"I'm sure she was told if you're selling, you've got to pay the tax," said Mary Green, an assistant Bexar County district attorney who prosecuted Vasquez.

"I guess she didn't take it seriously."

Fueled by a night of drinking and drugs, the men put on bandannas to cover their faces and socks on their hands to prevent fingerprints and barged into a room at a run-down San Antonio motel where Ybarra was staying with her boyfriend, Moses Bazan.

Bazan was beaten and stabbed but survived to identify one of the attackers, leading to the arrest of all three. He said he saw Vasquez ask one of his companions for a phone cord and saw Vasquez strangling Ybarra.

One of the men, Johnny Joe Cruz, testified against Vasquez under a plea deal that carried a seven-year prison term. The third man charged, Oligario Lujan, is serving a 35-year sentence.

Court records show the three were carrying out orders from Mexican Mafia boss Rene Munoz, who spent years on the Texas Department of Public Safety's 10 Most Wanted List until his arrest in 2012.

Vasquez had a lengthy record and had been in and out of prison at least twice. One conviction involved the beating of a man who died after his body was set on fire, and he was tied to the 1992 slaying of another drug dealer who wasn't paying the gang's drug tax.
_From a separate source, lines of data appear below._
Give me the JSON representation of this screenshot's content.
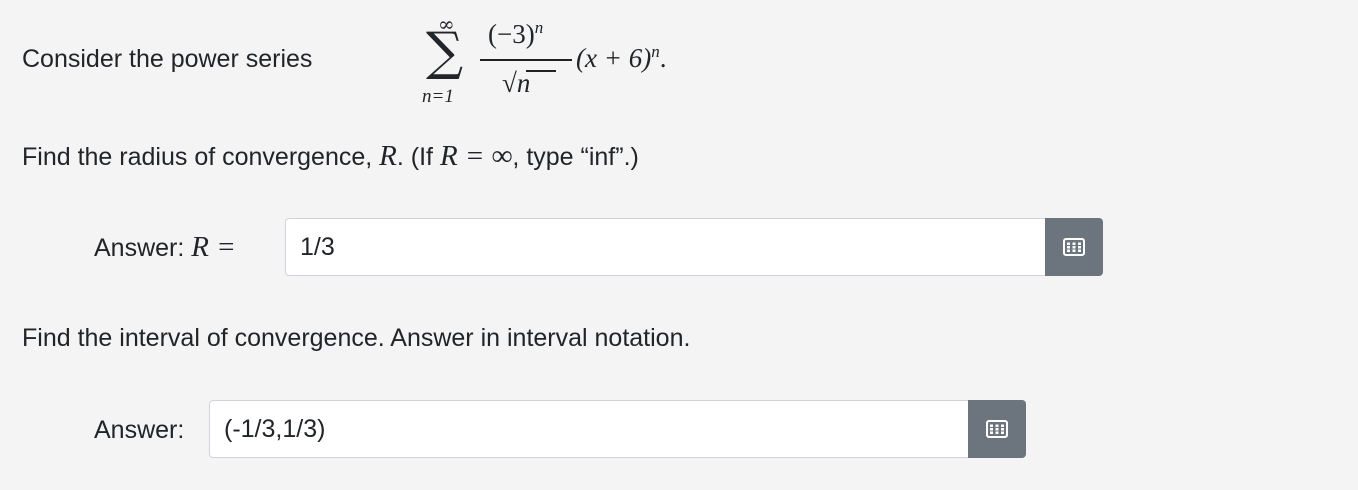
{
  "question": {
    "intro": "Consider the power series",
    "series": {
      "upper_limit": "∞",
      "lower_limit": "n=1",
      "numerator_base": "(−3)",
      "numerator_exp": "n",
      "denominator": "n",
      "tail_base": "(x + 6)",
      "tail_exp": "n",
      "tail_end": "."
    }
  },
  "part1": {
    "prompt_before": "Find the radius of convergence,",
    "prompt_var": "R",
    "prompt_mid": ". (If",
    "prompt_eq": "R = ∞",
    "prompt_after": ", type “inf”.)",
    "answer_label": "Answer:",
    "answer_var": "R =",
    "answer_value": "1/3",
    "keypad_icon": "keyboard-grid-icon"
  },
  "part2": {
    "prompt": "Find the interval of convergence. Answer in interval notation.",
    "answer_label": "Answer:",
    "answer_value": "(-1/3,1/3)",
    "keypad_icon": "keyboard-grid-icon"
  },
  "colors": {
    "background": "#f4f4f4",
    "button": "#6c757d",
    "input_border": "#ced4da"
  }
}
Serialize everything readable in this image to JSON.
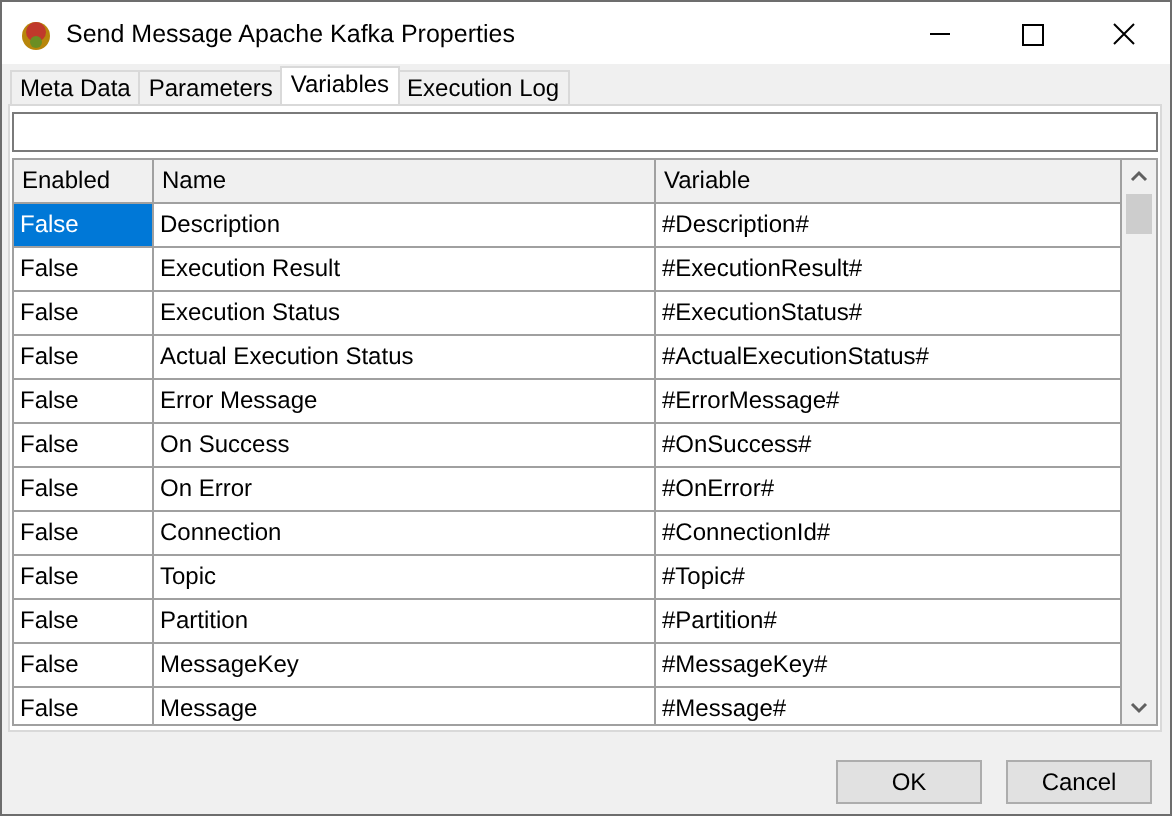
{
  "window": {
    "title": "Send Message Apache Kafka Properties"
  },
  "tabs": [
    {
      "label": "Meta Data",
      "selected": false
    },
    {
      "label": "Parameters",
      "selected": false
    },
    {
      "label": "Variables",
      "selected": true
    },
    {
      "label": "Execution Log",
      "selected": false
    }
  ],
  "table": {
    "columns": [
      "Enabled",
      "Name",
      "Variable"
    ],
    "rows": [
      {
        "enabled": "False",
        "name": "Description",
        "variable": "#Description#",
        "selected": true
      },
      {
        "enabled": "False",
        "name": "Execution Result",
        "variable": "#ExecutionResult#",
        "selected": false
      },
      {
        "enabled": "False",
        "name": "Execution Status",
        "variable": "#ExecutionStatus#",
        "selected": false
      },
      {
        "enabled": "False",
        "name": "Actual Execution Status",
        "variable": "#ActualExecutionStatus#",
        "selected": false
      },
      {
        "enabled": "False",
        "name": "Error Message",
        "variable": "#ErrorMessage#",
        "selected": false
      },
      {
        "enabled": "False",
        "name": "On Success",
        "variable": "#OnSuccess#",
        "selected": false
      },
      {
        "enabled": "False",
        "name": "On Error",
        "variable": "#OnError#",
        "selected": false
      },
      {
        "enabled": "False",
        "name": "Connection",
        "variable": "#ConnectionId#",
        "selected": false
      },
      {
        "enabled": "False",
        "name": "Topic",
        "variable": "#Topic#",
        "selected": false
      },
      {
        "enabled": "False",
        "name": "Partition",
        "variable": "#Partition#",
        "selected": false
      },
      {
        "enabled": "False",
        "name": "MessageKey",
        "variable": "#MessageKey#",
        "selected": false
      },
      {
        "enabled": "False",
        "name": "Message",
        "variable": "#Message#",
        "selected": false
      }
    ]
  },
  "buttons": [
    "OK",
    "Cancel"
  ]
}
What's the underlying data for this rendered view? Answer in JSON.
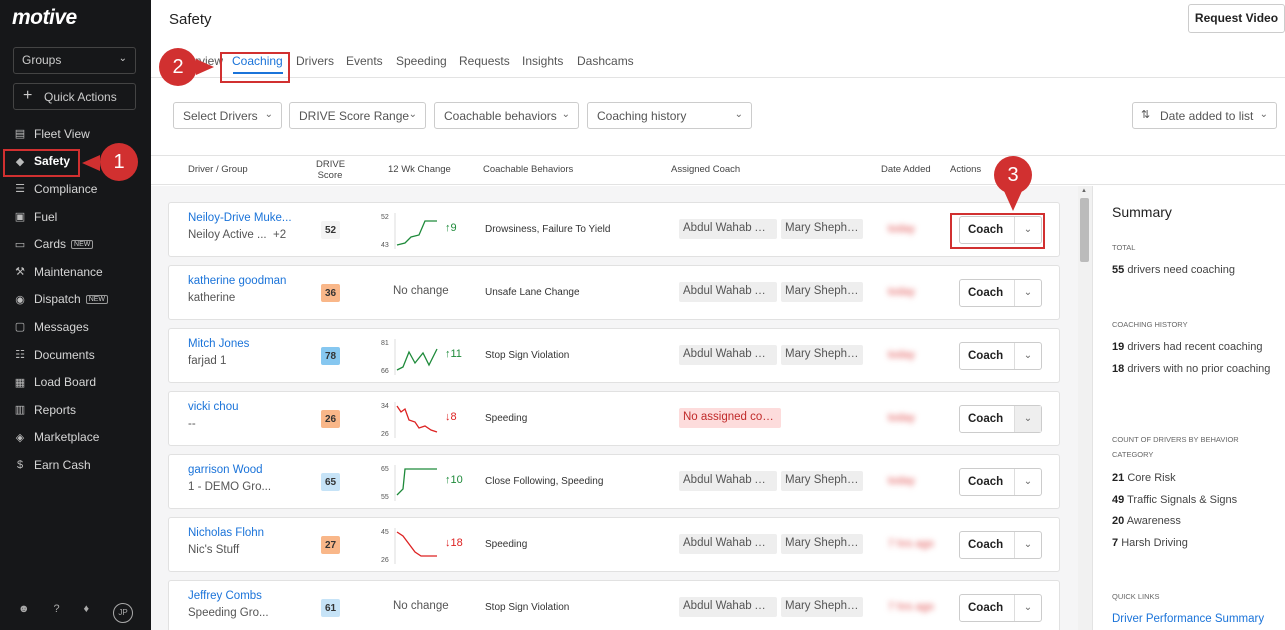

Texas' next execution is scheduled for next week. Randall Mays is set to die for a 2007 shootout where two East Texas sheriff's deputies were killed.

Executions set for April in the nation's most active death penalty state will require a new lethal drug supply to be carried out.

Some states have started considering other options. Utah's Legislature gave final approval Tuesday night to a proposal to allow executions by firing squad if there is a drug shortage. Legislation to allow firing squads also has been introduced in Arkansas, while a Wyoming firing-squad measure failed. In Oklahoma, lawmakers are considering legislation that would allow the state to use nitrogen gas to execute inmates.

"I remain optimistic we'll be able to carry out executions according to the schedule," Brad Livingston, executive director of the Texas Department of Criminal Justice, has told The Associated Press. "Time will tell."